**Raw data**
---

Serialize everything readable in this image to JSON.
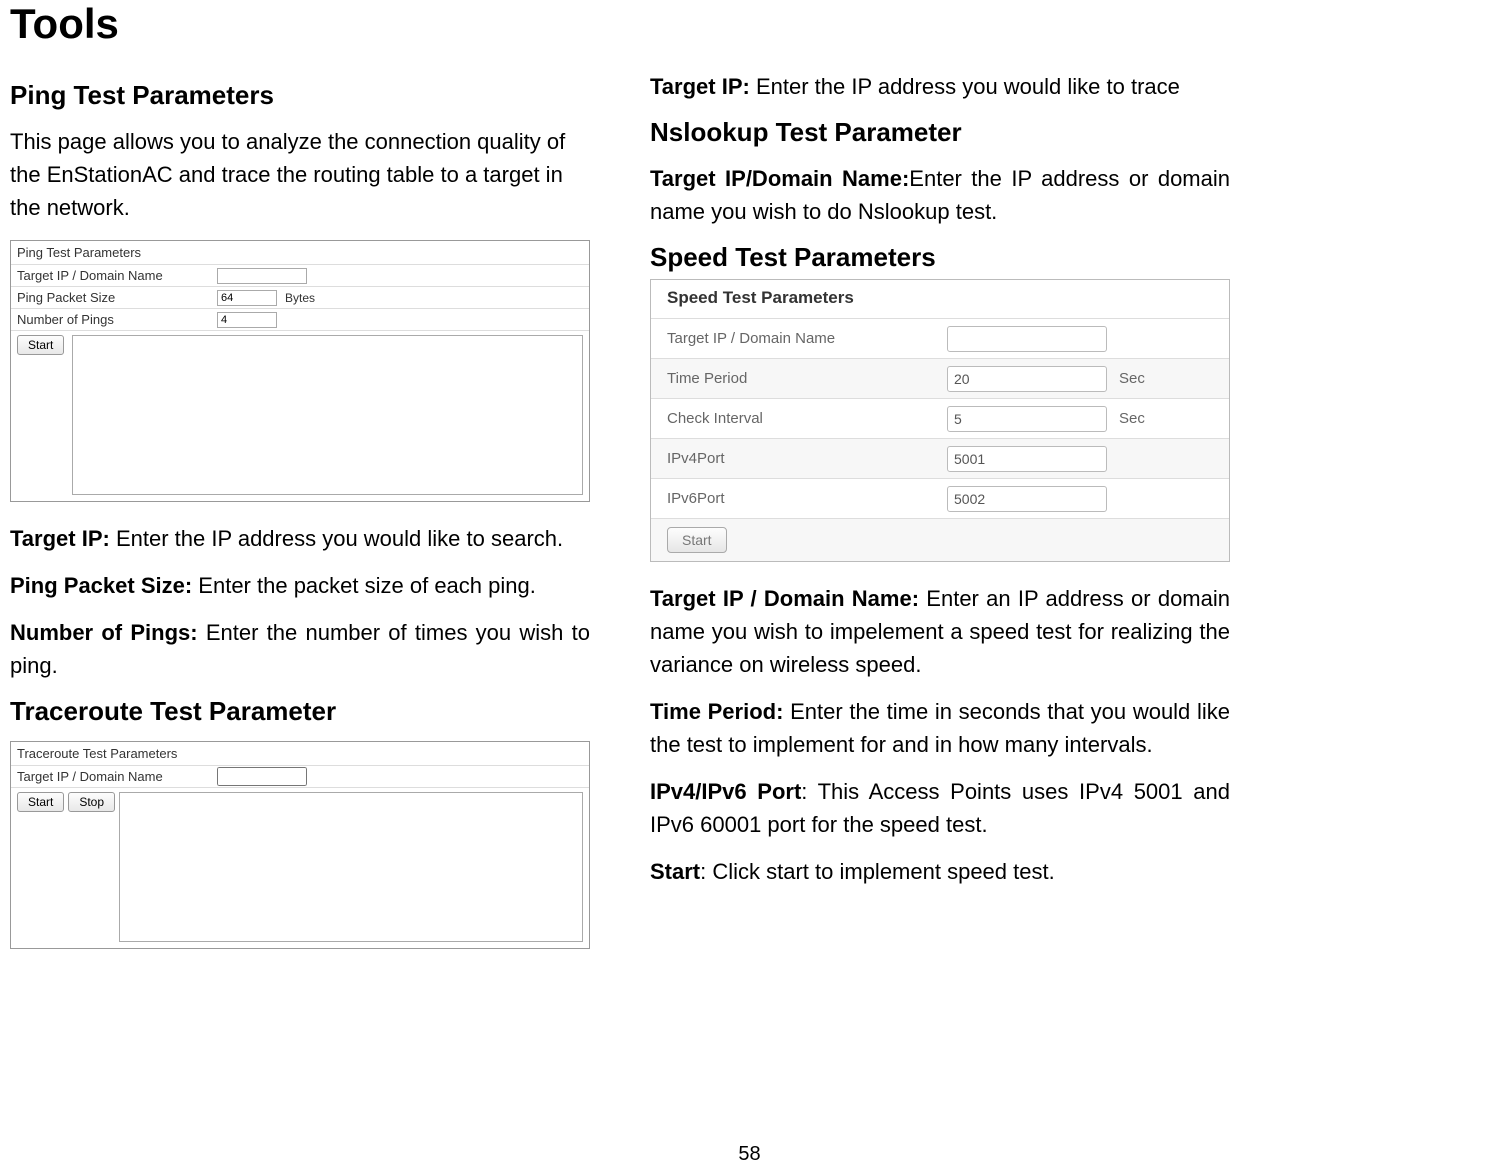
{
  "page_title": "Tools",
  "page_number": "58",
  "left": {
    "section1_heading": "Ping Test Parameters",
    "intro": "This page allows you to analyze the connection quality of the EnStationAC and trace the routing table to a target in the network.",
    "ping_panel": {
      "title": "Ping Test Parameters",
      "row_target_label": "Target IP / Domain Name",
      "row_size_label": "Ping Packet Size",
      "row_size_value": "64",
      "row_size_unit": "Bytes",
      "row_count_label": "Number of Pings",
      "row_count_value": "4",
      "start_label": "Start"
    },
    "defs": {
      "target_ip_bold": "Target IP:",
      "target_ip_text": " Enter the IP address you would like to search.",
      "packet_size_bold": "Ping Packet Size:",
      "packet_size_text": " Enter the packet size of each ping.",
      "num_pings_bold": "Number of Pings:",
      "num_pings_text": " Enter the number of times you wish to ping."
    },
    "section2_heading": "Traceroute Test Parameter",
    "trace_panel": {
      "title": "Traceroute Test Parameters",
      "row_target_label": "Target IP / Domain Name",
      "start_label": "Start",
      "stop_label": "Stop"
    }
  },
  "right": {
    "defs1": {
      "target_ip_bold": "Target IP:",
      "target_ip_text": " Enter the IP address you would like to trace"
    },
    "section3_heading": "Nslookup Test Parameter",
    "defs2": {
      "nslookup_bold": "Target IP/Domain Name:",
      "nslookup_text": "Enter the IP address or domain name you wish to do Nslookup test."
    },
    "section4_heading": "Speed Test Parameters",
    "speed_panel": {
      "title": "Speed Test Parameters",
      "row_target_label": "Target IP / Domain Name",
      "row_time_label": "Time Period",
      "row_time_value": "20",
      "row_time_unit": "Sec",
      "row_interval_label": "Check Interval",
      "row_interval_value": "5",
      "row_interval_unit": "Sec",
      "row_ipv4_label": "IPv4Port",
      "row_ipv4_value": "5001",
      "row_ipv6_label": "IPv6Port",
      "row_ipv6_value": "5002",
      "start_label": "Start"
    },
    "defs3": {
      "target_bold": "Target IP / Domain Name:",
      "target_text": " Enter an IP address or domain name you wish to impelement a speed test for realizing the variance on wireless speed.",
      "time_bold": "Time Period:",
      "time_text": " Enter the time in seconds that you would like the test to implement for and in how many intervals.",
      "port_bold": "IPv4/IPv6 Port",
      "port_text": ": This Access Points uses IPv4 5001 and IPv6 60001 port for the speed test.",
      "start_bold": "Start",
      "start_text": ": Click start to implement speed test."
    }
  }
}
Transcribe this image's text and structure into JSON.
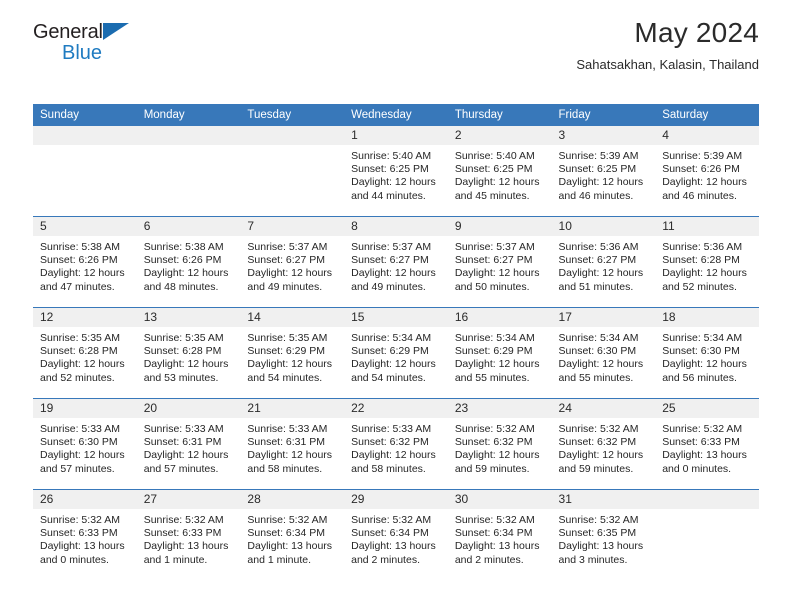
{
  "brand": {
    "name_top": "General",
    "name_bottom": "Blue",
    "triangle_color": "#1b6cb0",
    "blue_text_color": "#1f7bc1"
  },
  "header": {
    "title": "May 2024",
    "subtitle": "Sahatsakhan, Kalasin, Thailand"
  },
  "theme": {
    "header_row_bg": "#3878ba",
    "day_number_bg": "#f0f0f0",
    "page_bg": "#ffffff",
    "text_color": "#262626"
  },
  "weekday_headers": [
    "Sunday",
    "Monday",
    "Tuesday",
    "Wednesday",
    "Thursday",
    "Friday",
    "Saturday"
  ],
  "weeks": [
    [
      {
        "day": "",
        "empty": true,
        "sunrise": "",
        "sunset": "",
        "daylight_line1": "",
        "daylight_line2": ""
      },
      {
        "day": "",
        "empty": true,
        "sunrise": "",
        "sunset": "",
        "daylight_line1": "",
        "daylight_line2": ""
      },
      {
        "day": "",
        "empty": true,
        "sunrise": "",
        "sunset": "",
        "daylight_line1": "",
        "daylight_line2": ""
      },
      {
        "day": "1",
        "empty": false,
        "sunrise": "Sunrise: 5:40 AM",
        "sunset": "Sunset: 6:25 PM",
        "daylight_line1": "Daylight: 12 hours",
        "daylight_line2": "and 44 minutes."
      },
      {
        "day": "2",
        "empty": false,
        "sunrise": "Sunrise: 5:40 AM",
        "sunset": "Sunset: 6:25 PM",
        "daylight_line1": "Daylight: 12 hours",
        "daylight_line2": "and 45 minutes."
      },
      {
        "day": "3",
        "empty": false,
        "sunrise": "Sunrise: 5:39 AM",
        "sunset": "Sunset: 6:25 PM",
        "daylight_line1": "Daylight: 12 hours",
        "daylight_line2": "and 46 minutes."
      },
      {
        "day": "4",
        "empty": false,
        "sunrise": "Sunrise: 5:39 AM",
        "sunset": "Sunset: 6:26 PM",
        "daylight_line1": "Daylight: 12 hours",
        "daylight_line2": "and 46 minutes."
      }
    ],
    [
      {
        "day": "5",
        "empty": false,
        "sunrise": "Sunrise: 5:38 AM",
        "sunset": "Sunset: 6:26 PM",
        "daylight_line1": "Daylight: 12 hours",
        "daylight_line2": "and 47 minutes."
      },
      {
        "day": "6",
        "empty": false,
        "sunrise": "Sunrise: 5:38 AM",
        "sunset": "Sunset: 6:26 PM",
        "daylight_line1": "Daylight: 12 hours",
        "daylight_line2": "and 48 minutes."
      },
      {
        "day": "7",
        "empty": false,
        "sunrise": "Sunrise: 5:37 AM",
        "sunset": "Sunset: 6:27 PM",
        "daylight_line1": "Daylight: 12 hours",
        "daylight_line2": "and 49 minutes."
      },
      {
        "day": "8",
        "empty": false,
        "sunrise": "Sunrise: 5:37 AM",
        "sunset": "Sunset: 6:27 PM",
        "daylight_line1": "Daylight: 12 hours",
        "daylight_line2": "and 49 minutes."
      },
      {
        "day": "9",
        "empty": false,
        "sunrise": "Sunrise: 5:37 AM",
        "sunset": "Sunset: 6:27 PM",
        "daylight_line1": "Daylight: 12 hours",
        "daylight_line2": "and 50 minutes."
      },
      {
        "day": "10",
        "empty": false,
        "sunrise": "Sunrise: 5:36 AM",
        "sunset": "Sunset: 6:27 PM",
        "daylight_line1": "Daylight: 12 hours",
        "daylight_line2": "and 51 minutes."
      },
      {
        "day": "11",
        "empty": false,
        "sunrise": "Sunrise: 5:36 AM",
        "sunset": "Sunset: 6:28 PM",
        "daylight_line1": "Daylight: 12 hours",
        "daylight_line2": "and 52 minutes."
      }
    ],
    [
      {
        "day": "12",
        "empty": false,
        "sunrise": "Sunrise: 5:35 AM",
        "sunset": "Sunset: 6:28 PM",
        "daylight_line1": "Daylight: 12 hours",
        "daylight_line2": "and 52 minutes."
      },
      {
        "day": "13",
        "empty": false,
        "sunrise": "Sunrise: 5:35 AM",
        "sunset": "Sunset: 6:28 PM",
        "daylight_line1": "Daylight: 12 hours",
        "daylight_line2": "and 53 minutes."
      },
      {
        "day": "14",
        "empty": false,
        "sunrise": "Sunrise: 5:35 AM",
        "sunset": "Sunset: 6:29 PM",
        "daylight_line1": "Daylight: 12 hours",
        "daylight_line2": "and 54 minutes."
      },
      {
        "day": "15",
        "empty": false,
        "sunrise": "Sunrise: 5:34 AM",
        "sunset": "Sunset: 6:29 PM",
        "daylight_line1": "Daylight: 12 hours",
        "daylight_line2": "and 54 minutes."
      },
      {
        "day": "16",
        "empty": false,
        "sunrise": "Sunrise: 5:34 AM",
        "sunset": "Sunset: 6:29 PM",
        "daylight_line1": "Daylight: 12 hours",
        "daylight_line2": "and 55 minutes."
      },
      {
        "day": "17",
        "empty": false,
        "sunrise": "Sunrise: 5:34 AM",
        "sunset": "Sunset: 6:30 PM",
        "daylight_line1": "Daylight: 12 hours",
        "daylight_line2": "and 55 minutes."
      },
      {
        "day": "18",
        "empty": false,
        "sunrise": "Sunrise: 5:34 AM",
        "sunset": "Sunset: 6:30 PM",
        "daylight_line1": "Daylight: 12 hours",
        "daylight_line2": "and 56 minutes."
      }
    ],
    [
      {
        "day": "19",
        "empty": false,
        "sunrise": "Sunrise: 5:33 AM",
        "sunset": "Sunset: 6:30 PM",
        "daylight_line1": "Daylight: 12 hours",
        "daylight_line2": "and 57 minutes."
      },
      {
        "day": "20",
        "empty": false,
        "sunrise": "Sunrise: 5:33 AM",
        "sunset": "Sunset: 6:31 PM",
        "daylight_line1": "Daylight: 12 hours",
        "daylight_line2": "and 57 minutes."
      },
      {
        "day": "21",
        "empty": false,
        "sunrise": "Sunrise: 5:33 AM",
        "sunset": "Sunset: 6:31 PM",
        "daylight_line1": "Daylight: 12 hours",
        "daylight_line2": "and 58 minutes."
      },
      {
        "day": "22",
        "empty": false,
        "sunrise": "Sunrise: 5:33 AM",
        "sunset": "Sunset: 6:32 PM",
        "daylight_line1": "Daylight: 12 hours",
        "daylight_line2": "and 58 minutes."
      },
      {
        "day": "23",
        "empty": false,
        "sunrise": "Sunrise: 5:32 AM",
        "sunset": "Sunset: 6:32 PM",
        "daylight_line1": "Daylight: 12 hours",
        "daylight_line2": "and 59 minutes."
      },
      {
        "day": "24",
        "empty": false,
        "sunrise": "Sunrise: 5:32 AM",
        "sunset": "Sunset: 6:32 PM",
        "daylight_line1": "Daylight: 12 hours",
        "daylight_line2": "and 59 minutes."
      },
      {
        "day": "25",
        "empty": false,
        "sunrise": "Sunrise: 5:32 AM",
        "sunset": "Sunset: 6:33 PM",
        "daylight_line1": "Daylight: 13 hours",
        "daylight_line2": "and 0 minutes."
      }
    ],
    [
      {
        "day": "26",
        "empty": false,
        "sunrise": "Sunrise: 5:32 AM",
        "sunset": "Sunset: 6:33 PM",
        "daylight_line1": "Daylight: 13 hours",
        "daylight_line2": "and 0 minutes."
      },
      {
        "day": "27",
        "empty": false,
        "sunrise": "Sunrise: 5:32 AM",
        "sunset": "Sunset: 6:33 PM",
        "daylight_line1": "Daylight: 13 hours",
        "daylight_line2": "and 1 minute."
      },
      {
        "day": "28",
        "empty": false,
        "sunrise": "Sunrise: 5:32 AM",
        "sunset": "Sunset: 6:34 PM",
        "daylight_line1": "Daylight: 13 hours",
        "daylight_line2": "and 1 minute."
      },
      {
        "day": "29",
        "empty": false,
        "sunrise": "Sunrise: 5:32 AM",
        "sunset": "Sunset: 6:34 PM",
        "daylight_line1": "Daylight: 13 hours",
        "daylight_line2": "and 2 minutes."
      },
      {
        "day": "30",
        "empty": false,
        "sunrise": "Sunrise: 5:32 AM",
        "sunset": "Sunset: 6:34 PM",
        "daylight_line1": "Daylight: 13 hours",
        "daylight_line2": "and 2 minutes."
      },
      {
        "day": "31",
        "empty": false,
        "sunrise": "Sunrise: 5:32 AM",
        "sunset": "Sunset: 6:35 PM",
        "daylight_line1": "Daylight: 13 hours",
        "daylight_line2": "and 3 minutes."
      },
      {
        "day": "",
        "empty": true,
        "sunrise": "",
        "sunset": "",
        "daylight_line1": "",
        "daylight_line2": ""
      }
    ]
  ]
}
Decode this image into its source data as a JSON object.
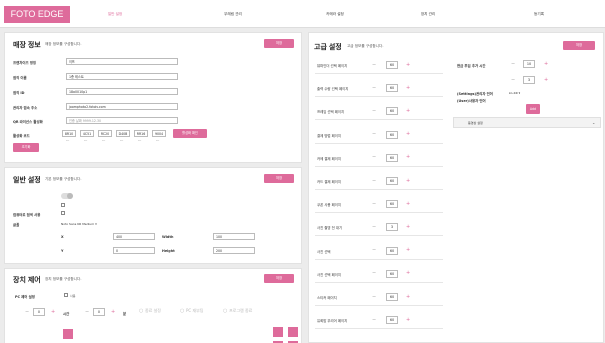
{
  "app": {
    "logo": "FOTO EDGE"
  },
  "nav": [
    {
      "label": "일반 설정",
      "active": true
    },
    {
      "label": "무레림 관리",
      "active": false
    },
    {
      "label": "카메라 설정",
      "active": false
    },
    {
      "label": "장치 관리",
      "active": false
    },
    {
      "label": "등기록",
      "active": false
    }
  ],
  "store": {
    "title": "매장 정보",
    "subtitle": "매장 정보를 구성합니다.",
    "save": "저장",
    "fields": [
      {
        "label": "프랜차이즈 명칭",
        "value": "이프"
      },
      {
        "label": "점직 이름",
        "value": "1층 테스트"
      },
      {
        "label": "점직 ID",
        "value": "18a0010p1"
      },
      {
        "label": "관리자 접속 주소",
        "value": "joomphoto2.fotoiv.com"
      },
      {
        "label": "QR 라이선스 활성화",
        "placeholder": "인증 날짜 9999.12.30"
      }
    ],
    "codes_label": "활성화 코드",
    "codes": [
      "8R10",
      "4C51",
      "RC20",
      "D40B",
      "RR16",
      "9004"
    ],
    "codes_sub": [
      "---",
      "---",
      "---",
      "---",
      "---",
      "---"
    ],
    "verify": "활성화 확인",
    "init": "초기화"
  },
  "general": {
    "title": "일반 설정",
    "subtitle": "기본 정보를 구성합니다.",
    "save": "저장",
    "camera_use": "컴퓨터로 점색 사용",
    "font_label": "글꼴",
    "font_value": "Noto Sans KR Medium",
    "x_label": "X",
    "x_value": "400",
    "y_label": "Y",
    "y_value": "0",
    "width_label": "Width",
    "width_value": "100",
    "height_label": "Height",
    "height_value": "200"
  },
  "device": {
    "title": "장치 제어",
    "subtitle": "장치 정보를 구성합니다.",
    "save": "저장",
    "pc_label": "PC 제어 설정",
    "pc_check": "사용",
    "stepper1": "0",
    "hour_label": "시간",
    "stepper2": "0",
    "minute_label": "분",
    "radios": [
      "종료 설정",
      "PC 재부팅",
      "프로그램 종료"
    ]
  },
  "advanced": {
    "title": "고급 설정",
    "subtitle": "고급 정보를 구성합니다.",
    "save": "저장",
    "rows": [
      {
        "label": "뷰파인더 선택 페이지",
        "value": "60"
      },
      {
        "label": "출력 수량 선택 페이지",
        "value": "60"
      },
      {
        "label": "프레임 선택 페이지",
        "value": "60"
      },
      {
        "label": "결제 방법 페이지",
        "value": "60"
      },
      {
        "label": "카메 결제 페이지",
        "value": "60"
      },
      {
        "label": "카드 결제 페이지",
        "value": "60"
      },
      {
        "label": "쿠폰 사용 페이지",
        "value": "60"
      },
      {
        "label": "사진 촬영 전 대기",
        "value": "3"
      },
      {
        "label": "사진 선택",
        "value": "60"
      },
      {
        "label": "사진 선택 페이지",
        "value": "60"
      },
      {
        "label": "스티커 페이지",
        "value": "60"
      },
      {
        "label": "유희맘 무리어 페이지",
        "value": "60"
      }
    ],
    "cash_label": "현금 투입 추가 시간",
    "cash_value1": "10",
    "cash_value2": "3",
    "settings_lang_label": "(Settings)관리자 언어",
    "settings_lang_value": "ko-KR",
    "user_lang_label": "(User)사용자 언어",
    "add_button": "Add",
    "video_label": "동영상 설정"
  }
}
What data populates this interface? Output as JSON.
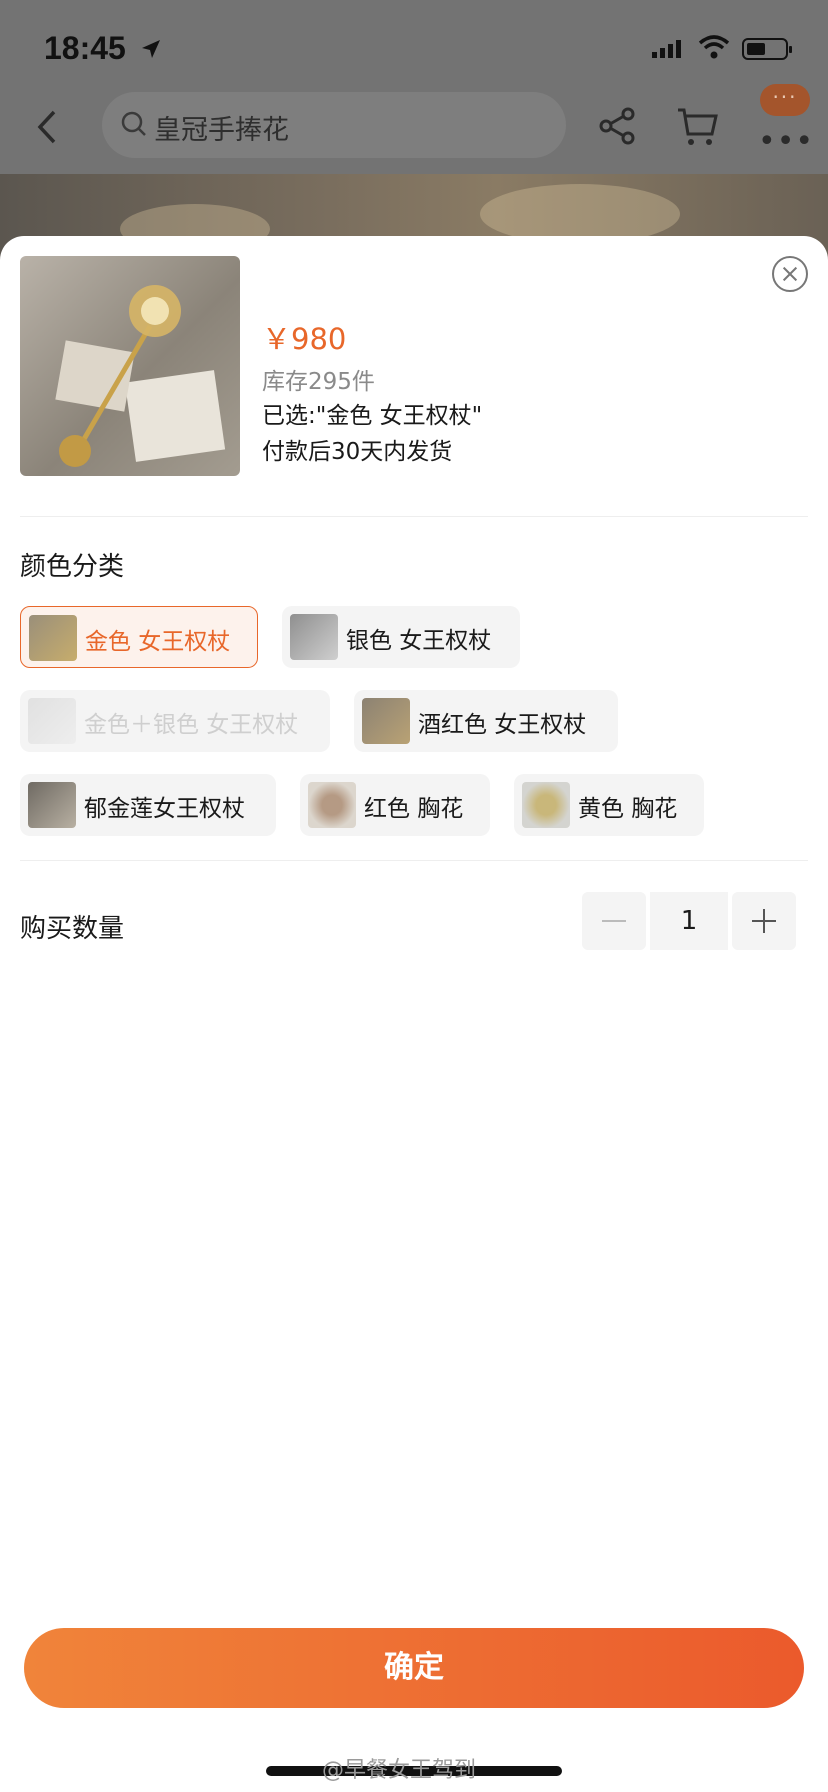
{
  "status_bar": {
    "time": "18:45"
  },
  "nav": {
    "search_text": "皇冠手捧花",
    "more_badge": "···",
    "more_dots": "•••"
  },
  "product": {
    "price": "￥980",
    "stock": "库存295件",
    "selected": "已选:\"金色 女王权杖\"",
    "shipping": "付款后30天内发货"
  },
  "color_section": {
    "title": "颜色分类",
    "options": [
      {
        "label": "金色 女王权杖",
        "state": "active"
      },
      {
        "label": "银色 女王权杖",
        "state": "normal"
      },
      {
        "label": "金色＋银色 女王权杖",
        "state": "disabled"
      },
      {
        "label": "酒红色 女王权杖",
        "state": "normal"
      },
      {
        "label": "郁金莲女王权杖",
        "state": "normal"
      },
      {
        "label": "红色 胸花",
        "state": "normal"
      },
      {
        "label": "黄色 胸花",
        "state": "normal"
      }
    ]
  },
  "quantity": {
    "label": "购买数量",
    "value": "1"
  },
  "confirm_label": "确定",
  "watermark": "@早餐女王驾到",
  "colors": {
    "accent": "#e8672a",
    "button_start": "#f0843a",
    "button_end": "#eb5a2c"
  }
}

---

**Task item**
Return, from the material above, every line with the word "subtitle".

**Problem solution**
    "subtitle": "Sahatsakhan, Kalasin, Thailand"
    "subtitle": "매장 정보를 구성합니다.",
    "subtitle": "기본 정보를 구성합니다.",
    "subtitle": "장치 정보를 구성합니다.",
    "subtitle": "고급 정보를 구성합니다.",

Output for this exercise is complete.